Whether before, during, or after a divorce, a parent may lose contact with their child for a variety of reasons. This doesn’t necessarily mean that the parent can no longer reconnect with his or her little one. Reunification between parent and child can happen naturally, or it may be aided by what is called reintegration therapy.
What is reintegration therapy and is this a good idea for your child? Here are some things to think about.
Reintegration Therapy: A Basic Definition
Reintegration therapy, sometimes called reunification therapy, is a method of rebuilding the bond between a child and a formerly-absent parent, conducted by a mental health professional. This therapeutic process is meant to reintroduce the child gradually and sensitively to the parent-child relationship, especially after a long period of alienation between the two.
Family courts sometimes order reintegration therapy before granting a mother or father their parenting time. This typically happens when the divorce or child custody case has been tumultuous. But even if you and your former spouse have been amicable, either of you may still consider reintegration therapy after being separated from your child.
Pros And Cons Of Reintegration Therapy
Therapeutic reintegration sounds completely beneficial at a glance, but there are aspects to it that make it unfavorable in certain circumstances. Consider these pros and cons:
Advantages Of Reintegration Therapy
- It focuses on the child. Psychologists have noted that after being alienated from a parent, children – and even teenagers – are full of strong emotions that are difficult to distinguish. They may have a secret longing to be reunited, but are afraid that the parent may withdraw his or her love from them. Reunification counseling delves into the child’s perspective to help him or her heal emotionally. It also helps the parent understand the child’s typical initial rejection and hostile attitude.
- It is actively facilitated by a professional. The emotions and dynamics between parent and child may require a professionally trained clinician. The role of this mental health professional is to actively assist the child, as well as the parent, back into a loving relationship. This is opposed to other reunification methods such as therapeutic supervised visitations (TSV), where the professional simply observes the parent-child interaction.
- It specifically addresses the dynamics between those involved. Unlike other procedures related to child care, there is no cookie-cutter way to conduct reintegration. A therapist plans and proceeds with the reintegration depending entirely on the particular circumstances of each case. Even selecting the therapist itself is something that both parents can and should decide together.
Disadvantages Of Reintegration Therapy

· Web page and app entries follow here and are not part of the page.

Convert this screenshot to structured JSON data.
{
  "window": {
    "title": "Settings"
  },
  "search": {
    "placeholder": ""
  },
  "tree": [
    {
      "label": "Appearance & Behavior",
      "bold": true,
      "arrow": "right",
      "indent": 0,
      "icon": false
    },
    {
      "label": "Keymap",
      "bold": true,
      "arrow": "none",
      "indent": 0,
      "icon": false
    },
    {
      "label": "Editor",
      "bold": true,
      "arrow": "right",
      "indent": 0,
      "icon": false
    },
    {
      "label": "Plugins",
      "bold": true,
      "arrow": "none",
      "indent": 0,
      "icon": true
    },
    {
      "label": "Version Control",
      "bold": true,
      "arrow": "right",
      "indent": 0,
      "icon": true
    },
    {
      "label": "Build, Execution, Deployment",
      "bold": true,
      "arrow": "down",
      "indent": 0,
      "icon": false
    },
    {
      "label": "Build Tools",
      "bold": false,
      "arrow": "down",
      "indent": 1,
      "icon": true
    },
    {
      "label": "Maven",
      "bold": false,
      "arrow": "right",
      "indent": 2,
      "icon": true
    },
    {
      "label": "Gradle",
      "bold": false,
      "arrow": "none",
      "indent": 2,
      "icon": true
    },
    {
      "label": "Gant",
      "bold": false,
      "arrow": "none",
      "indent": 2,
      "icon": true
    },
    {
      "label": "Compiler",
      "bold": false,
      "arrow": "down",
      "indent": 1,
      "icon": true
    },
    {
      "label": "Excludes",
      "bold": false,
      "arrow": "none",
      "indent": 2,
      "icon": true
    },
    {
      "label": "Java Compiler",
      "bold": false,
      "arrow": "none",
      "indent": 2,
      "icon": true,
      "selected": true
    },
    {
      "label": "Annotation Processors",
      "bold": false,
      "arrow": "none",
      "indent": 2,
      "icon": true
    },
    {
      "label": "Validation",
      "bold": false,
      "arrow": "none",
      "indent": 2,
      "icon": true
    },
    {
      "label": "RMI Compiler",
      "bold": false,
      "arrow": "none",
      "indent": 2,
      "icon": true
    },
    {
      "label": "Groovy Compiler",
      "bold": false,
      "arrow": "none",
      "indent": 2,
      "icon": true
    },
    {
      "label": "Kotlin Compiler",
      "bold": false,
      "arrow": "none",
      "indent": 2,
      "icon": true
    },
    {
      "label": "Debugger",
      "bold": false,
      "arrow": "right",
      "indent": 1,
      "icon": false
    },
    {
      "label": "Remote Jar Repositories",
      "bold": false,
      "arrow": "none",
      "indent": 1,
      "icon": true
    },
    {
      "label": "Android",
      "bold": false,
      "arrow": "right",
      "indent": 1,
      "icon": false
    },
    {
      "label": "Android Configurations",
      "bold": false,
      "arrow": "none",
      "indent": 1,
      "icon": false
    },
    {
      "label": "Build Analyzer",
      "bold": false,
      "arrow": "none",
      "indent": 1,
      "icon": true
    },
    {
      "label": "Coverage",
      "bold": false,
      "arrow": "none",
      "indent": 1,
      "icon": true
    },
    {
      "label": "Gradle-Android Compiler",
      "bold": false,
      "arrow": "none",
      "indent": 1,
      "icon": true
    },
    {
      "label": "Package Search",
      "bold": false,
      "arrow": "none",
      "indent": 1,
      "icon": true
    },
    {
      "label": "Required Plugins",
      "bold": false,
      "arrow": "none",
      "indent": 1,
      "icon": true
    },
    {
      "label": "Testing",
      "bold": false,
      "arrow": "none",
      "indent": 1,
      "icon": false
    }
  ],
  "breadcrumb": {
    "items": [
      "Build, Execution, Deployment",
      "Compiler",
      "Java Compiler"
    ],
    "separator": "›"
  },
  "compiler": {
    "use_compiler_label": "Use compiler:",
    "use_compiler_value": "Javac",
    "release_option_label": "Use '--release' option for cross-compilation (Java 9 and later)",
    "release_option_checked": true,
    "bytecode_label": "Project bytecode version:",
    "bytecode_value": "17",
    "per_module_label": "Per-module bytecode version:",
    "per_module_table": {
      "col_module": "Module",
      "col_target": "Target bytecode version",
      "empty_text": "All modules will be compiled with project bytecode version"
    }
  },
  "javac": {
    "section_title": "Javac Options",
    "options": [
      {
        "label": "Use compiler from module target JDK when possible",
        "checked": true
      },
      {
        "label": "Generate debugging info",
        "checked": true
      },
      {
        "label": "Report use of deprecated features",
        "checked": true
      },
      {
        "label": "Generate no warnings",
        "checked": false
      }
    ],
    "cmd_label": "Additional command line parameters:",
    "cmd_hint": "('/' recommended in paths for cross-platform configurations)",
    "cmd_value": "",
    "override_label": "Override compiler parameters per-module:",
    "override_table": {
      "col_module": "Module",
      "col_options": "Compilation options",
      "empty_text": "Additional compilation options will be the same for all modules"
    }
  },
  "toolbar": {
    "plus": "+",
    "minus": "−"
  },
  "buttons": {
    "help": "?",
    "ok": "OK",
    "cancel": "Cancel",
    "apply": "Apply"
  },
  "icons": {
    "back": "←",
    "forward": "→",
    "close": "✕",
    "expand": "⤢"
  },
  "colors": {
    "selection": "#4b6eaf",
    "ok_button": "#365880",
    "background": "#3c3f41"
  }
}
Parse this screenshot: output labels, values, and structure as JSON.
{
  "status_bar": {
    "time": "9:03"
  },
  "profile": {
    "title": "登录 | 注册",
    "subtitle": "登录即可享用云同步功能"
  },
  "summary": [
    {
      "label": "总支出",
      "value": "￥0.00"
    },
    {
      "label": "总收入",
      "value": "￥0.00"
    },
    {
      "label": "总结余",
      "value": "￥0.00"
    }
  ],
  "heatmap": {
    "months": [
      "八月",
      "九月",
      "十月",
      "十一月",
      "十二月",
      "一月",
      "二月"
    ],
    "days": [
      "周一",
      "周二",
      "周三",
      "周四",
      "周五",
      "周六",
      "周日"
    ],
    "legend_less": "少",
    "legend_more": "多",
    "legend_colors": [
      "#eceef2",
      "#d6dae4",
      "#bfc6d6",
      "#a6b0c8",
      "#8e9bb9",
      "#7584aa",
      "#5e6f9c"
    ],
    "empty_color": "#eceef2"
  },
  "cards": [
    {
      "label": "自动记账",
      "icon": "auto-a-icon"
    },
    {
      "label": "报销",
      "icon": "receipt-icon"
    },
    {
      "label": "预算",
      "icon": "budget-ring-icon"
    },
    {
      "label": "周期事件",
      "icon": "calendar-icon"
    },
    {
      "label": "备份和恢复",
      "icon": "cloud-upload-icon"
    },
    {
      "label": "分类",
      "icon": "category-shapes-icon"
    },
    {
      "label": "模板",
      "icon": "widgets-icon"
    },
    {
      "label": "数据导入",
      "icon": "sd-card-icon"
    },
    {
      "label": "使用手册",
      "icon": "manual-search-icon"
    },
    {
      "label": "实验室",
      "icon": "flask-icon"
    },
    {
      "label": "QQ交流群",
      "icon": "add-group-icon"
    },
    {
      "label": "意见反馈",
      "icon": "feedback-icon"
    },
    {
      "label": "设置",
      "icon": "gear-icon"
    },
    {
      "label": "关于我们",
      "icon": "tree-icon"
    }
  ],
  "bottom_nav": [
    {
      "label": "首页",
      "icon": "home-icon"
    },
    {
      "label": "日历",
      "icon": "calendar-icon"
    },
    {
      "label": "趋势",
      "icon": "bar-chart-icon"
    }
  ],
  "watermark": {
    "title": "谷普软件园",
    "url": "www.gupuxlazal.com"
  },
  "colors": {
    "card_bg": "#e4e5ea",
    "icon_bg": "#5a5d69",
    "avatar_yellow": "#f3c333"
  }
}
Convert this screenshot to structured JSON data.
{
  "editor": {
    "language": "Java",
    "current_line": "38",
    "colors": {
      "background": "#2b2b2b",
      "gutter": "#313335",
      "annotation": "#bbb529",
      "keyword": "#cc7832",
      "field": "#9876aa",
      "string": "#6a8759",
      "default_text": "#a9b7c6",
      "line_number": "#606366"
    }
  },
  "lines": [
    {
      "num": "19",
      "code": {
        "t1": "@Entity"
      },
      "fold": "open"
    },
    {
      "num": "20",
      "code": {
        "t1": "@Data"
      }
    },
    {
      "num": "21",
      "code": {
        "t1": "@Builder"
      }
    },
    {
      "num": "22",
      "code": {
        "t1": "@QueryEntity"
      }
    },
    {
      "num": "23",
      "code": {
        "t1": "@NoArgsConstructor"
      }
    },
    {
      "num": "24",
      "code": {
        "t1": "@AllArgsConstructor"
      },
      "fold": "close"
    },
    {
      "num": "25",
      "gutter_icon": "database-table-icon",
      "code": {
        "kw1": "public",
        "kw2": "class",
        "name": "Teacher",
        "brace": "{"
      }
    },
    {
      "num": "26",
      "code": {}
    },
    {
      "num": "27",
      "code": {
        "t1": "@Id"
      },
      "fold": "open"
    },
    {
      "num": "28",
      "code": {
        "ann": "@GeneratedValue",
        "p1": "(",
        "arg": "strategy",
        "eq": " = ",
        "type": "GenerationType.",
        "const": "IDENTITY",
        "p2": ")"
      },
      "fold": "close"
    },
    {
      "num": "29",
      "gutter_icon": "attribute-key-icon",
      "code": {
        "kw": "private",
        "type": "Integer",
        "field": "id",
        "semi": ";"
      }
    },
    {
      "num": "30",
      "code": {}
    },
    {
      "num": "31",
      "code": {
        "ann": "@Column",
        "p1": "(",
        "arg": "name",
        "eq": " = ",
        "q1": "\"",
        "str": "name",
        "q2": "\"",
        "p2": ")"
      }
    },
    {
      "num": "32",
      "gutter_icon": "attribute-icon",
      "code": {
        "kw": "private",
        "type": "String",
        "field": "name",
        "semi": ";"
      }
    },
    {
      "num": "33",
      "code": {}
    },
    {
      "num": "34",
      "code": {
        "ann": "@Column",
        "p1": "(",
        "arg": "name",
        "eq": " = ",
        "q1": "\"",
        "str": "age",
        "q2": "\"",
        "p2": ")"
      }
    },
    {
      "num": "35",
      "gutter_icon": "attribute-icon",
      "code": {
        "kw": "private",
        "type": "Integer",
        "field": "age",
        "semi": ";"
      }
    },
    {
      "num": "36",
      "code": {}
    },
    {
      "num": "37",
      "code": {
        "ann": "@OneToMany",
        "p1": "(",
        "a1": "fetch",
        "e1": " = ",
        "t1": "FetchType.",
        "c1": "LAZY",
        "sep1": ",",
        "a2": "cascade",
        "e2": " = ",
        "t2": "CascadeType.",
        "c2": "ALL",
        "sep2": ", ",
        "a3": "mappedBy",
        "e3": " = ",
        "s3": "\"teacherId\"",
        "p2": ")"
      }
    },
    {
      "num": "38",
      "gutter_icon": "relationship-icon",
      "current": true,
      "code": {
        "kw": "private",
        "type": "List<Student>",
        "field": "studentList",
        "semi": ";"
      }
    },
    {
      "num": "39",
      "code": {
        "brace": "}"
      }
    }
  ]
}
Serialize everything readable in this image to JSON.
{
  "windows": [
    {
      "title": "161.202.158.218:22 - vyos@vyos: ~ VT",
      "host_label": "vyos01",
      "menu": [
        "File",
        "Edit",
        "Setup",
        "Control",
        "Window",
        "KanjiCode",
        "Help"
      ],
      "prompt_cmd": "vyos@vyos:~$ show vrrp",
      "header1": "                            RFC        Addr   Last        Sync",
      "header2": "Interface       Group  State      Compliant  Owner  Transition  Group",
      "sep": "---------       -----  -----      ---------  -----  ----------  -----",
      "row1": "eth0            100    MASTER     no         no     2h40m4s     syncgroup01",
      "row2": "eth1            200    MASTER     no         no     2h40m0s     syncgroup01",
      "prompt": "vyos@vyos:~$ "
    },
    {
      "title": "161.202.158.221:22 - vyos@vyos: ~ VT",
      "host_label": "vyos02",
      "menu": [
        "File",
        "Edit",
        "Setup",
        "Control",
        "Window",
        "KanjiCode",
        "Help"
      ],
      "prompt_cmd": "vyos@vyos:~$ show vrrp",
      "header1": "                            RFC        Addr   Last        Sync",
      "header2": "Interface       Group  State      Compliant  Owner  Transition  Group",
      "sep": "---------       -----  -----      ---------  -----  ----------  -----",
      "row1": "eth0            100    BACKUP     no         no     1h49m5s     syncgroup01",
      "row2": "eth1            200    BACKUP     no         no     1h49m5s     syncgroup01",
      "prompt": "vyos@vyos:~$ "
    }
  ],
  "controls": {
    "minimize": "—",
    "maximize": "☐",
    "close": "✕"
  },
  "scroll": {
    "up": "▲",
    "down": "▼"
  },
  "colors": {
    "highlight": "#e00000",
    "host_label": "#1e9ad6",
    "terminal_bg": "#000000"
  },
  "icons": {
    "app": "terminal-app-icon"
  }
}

- It can be influenced by a party. There have been cases where an unfriendly custodial parent has been able to influence the therapist, the child, or both to prevent the reunification of the child with the absentee parent. When making a reintegration plan, a therapist typically gets much of the information from the custodial parent to get to know the child better.
- It can be used against the non-custodial parent. Reintegration plans are not confidential. It is possible that an absentee parent’s voluntary signature on a reintegration plan can be held against him or her during a divorce or child custody case. The other party may reason that if reintegration therapy was necessary, then there was a major issue between that parent and their child.
- It is time-consuming and costly. Reintegration therapy is a lengthy process and timelines can often be vague. Further, it is typically not covered by insurance, even if you have mental health coverage. You may check for reimbursement options, but generally, you would have to expect out-of-pocket expenses.
Reintegration therapy can be the effective tool you need to restore your relationship with your child once and for all. Even psychologists approve of this method. But before deciding on it, consider your family’s circumstances first. Will your former spouse support this process? Are there other emotional or psychological remedies suited for your child? And most importantly, are you ready to commit to this process and to your parenting role afterwards?
Don’t hesitate to discuss this with a family therapist or professional. If you encounter any legal issue around reintegration therapy, you can talk to us at Goldman Law for case-specific guidance.